Task description: Check each line of the entries. Copy the ones that contain the string "JSON".

Dataset excerpts:
=== Section Start ===

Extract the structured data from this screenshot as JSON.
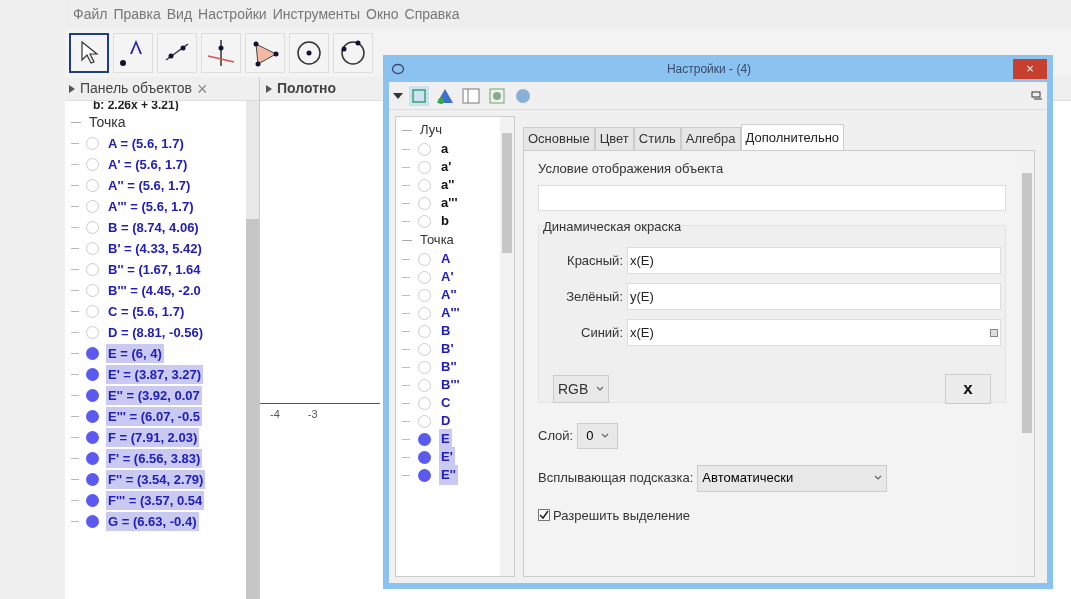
{
  "menu": [
    "Файл",
    "Правка",
    "Вид",
    "Настройки",
    "Инструменты",
    "Окно",
    "Справка"
  ],
  "algebra_panel": {
    "title": "Панель объектов",
    "close": "×",
    "group": "Точка",
    "top_item": "b: 2.26x + 3.21)",
    "items": [
      {
        "label": "A = (5.6, 1.7)",
        "selected": false
      },
      {
        "label": "A' = (5.6, 1.7)",
        "selected": false
      },
      {
        "label": "A'' = (5.6, 1.7)",
        "selected": false
      },
      {
        "label": "A''' = (5.6, 1.7)",
        "selected": false
      },
      {
        "label": "B = (8.74, 4.06)",
        "selected": false
      },
      {
        "label": "B' = (4.33, 5.42)",
        "selected": false
      },
      {
        "label": "B'' = (1.67, 1.64",
        "selected": false
      },
      {
        "label": "B''' = (4.45, -2.0",
        "selected": false
      },
      {
        "label": "C = (5.6, 1.7)",
        "selected": false
      },
      {
        "label": "D = (8.81, -0.56)",
        "selected": false
      },
      {
        "label": "E = (6, 4)",
        "selected": true
      },
      {
        "label": "E' = (3.87, 3.27)",
        "selected": true
      },
      {
        "label": "E'' = (3.92, 0.07",
        "selected": true
      },
      {
        "label": "E''' = (6.07, -0.5",
        "selected": true
      },
      {
        "label": "F = (7.91, 2.03)",
        "selected": true
      },
      {
        "label": "F' = (6.56, 3.83)",
        "selected": true
      },
      {
        "label": "F'' = (3.54, 2.79)",
        "selected": true
      },
      {
        "label": "F''' = (3.57, 0.54",
        "selected": true
      },
      {
        "label": "G = (6.63, -0.4)",
        "selected": true
      }
    ]
  },
  "graphics_panel": {
    "title": "Полотно",
    "x_ticks": [
      "-4",
      "-3"
    ]
  },
  "dialog": {
    "title": "Настройки - (4)",
    "close": "×",
    "tree": [
      {
        "label": "Луч",
        "children": [
          {
            "label": "a",
            "selected": false
          },
          {
            "label": "a'",
            "selected": false
          },
          {
            "label": "a''",
            "selected": false
          },
          {
            "label": "a'''",
            "selected": false
          },
          {
            "label": "b",
            "selected": false
          }
        ]
      },
      {
        "label": "Точка",
        "children": [
          {
            "label": "A",
            "selected": false
          },
          {
            "label": "A'",
            "selected": false
          },
          {
            "label": "A''",
            "selected": false
          },
          {
            "label": "A'''",
            "selected": false
          },
          {
            "label": "B",
            "selected": false
          },
          {
            "label": "B'",
            "selected": false
          },
          {
            "label": "B''",
            "selected": false
          },
          {
            "label": "B'''",
            "selected": false
          },
          {
            "label": "C",
            "selected": false
          },
          {
            "label": "D",
            "selected": false
          },
          {
            "label": "E",
            "selected": true
          },
          {
            "label": "E'",
            "selected": true
          },
          {
            "label": "E''",
            "selected": true
          }
        ]
      }
    ],
    "tabs": [
      {
        "label": "Основные",
        "selected": false
      },
      {
        "label": "Цвет",
        "selected": false
      },
      {
        "label": "Стиль",
        "selected": false
      },
      {
        "label": "Алгебра",
        "selected": false
      },
      {
        "label": "Дополнительно",
        "selected": true
      }
    ],
    "condition": {
      "label": "Условие отображения объекта"
    },
    "dynamic_color": {
      "title": "Динамическая окраска",
      "fields": [
        {
          "label": "Красный:",
          "value": "x(E)"
        },
        {
          "label": "Зелёный:",
          "value": "y(E)"
        },
        {
          "label": "Синий:",
          "value": "x(E)"
        }
      ],
      "mode": "RGB",
      "clear": "x"
    },
    "layer": {
      "label": "Слой:",
      "value": "0"
    },
    "tooltip": {
      "label": "Всплывающая подсказка:",
      "value": "Автоматически"
    },
    "selection": {
      "label": "Разрешить выделение",
      "checked": true
    }
  }
}
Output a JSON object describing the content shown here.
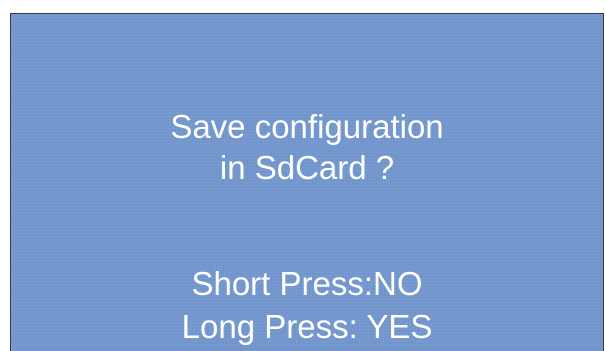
{
  "dialog": {
    "question_line1": "Save configuration",
    "question_line2": "in SdCard ?",
    "short_press": "Short Press:NO",
    "long_press": "Long Press: YES"
  },
  "colors": {
    "background": "#7094cc",
    "text": "#ffffff",
    "border": "#3a3a3a"
  }
}
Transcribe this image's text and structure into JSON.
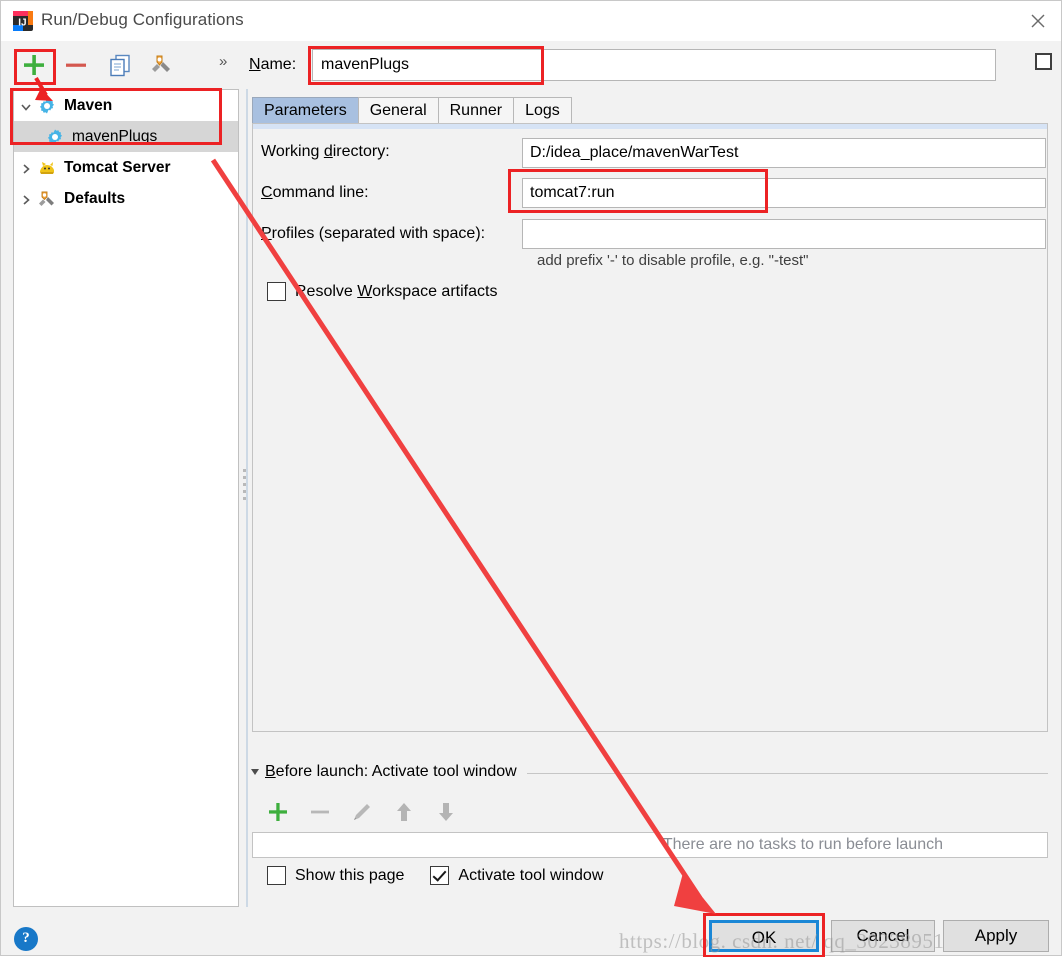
{
  "window": {
    "title": "Run/Debug Configurations",
    "app_icon": "intellij-idea-icon",
    "close_icon": "close-icon"
  },
  "toolbar": {
    "add_label": "+",
    "remove_label": "–",
    "copy_label": "copy-configuration-icon",
    "settings_label": "edit-templates-icon",
    "more_label": "»"
  },
  "tree": {
    "items": [
      {
        "label": "Maven",
        "icon": "maven-gear-icon",
        "twisty": "expanded",
        "level": 0,
        "selected": false
      },
      {
        "label": "mavenPlugs",
        "icon": "maven-gear-icon",
        "twisty": "",
        "level": 1,
        "selected": true
      },
      {
        "label": "Tomcat Server",
        "icon": "tomcat-cat-icon",
        "twisty": "collapsed",
        "level": 0,
        "selected": false
      },
      {
        "label": "Defaults",
        "icon": "wrench-icon",
        "twisty": "collapsed",
        "level": 0,
        "selected": false
      }
    ]
  },
  "name_row": {
    "label_prefix": "N",
    "label_rest": "ame:",
    "value": "mavenPlugs",
    "placeholder": ""
  },
  "tabs": [
    {
      "label": "Parameters",
      "active": true
    },
    {
      "label": "General",
      "active": false
    },
    {
      "label": "Runner",
      "active": false
    },
    {
      "label": "Logs",
      "active": false
    }
  ],
  "parameters": {
    "working_directory": {
      "label_a": "Working ",
      "label_u": "d",
      "label_b": "irectory:",
      "value": "D:/idea_place/mavenWarTest"
    },
    "command_line": {
      "label_u": "C",
      "label_b": "ommand line:",
      "value": "tomcat7:run"
    },
    "profiles": {
      "label_u": "P",
      "label_b": "rofiles (separated with space):",
      "value": ""
    },
    "hint": "add prefix '-' to disable profile, e.g. \"-test\"",
    "resolve_workspace": {
      "checked": false,
      "label_a": "Resolve ",
      "label_u": "W",
      "label_b": "orkspace artifacts"
    }
  },
  "before_launch": {
    "title_u": "B",
    "title_b": "efore launch: Activate tool window",
    "toolbar": {
      "add": "add-task-icon",
      "remove": "remove-task-icon",
      "edit": "edit-task-icon",
      "up": "move-up-icon",
      "down": "move-down-icon"
    },
    "empty_text": "There are no tasks to run before launch",
    "show_page": {
      "checked": false,
      "label": "Show this page"
    },
    "activate_tool_window": {
      "checked": true,
      "label": "Activate tool window"
    }
  },
  "help": {
    "label": "?"
  },
  "buttons": {
    "ok": "OK",
    "cancel": "Cancel",
    "apply": "Apply"
  },
  "watermark": "https://blog. csdn. net/ qq_30238951",
  "colors": {
    "annotation_red": "#ec2224",
    "focus_blue": "#1a87d6",
    "active_tab": "#a8c0e0",
    "selection_gray": "#d6d6d6",
    "help_blue": "#1878c8"
  }
}
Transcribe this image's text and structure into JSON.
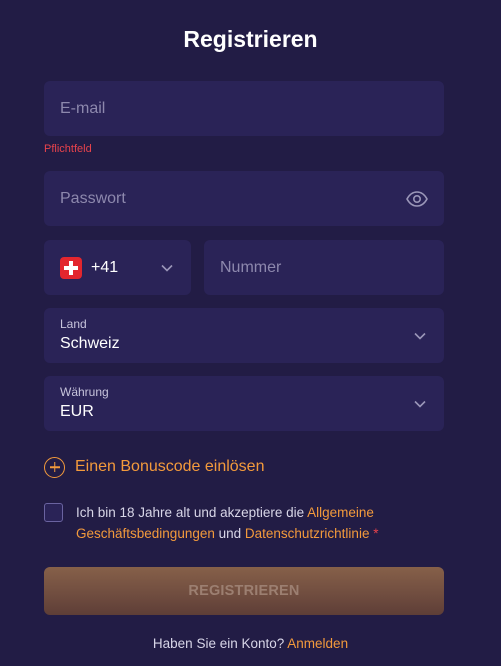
{
  "form": {
    "title": "Registrieren",
    "email": {
      "placeholder": "E-mail",
      "value": "",
      "error": "Pflichtfeld"
    },
    "password": {
      "placeholder": "Passwort",
      "value": ""
    },
    "phone": {
      "country_flag": "switzerland-flag-icon",
      "code": "+41",
      "placeholder": "Nummer",
      "value": ""
    },
    "country": {
      "label": "Land",
      "value": "Schweiz"
    },
    "currency": {
      "label": "Währung",
      "value": "EUR"
    },
    "bonus": {
      "label": "Einen Bonuscode einlösen"
    },
    "terms": {
      "checked": false,
      "text_before": "Ich bin 18 Jahre alt und akzeptiere die ",
      "link_terms": "Allgemeine Geschäftsbedingungen",
      "text_mid": " und ",
      "link_privacy": "Datenschutzrichtlinie",
      "required_mark": " *"
    },
    "submit_label": "REGISTRIEREN",
    "login": {
      "prompt": "Haben Sie ein Konto?",
      "link": "Anmelden"
    }
  },
  "colors": {
    "background": "#221c45",
    "field": "#2a2357",
    "accent": "#f39a3c",
    "error": "#e8434c"
  }
}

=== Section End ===

Your response:
Extract the structured data from this screenshot as JSON.
Output a JSON object describing the content shown here.
Transcribe this image's text and structure into JSON.
Transcribe this image's text and structure into JSON.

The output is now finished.